Charles Whitney Monument
1883 Marble sarcophagus with sculpture of an angel and putto on a raised pedestal
Sculptor: Nicola Cantalamessa-Pappotti (1833-1910)
The dramatic Whitney Monument was commissioned by Charles Whitney (1828-1887) for his lot at Mount Auburn. Whitney, who operated one of the largest lumber enterprises in the United States, commissioned the sculptor Nicola Cantalamessa-Papotti to create the large, marble memorial in 1883.
The monument depicts a magnificent angel with outstretched wings atop a large sarcophagus with a putto (a winged figure of a child) holding two floral wreaths at its base. Significant losses are evident, including the large, ornate left wing of the angel and the right foot of the putto which have both been broken off. The monument also shows signs of considerable erosion, and there are cracks and fissures throughout the marble. Conservation treatment will include washing the entire surface of the monument, removing dark gypsum crusts with a handheld laser, repointing the joints in the granite stones that make up the base, filling in all cracks and voids in the marble, and applying consolidant to the marble to stabilize the surface and slow further loss.
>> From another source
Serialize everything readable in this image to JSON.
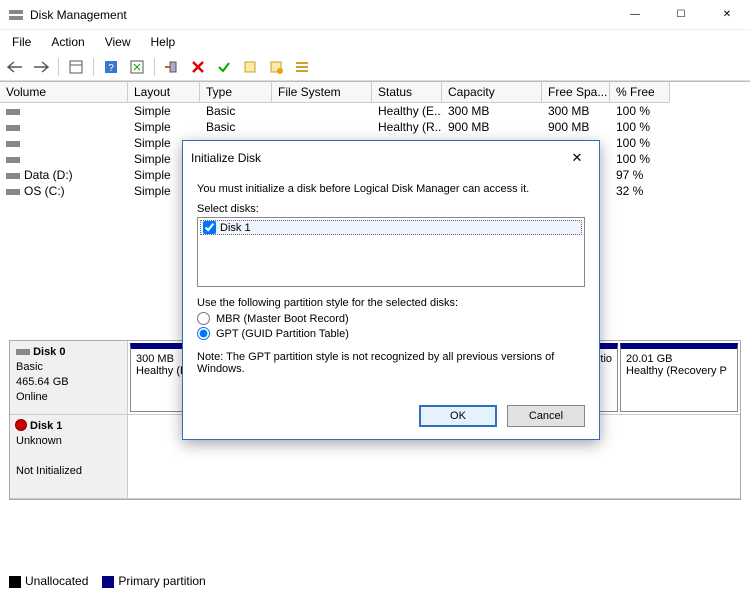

Mount Auburn Cemetery was one of the earliest places where the American public could view art. From its earliest days, the combination of artistic monuments, history, and nature was thoughtfully designed to create a dynamic, evolving, and beautiful landscape. Today, our artist-in-residency program serves as an opportunity for the nature and history of Mount Auburn to continue to offer inspiration. Bringing that inspiration to theatrical life, 2018-2019 artist-in-residence Patrick Gabridge has written The Mount Auburn Plays, a series of ten short plays that will be fully staged in our landscape in the coming year. First, in June, a series of five Nature Plays will explore the rich natural environment of Mount Auburn Cemetery; next, in September, five America Plays will explore American identity and history through the lens of Mount Auburn.
Post-performance moderated discussions and free showings for high school are supported by a grant from Mass Humanities.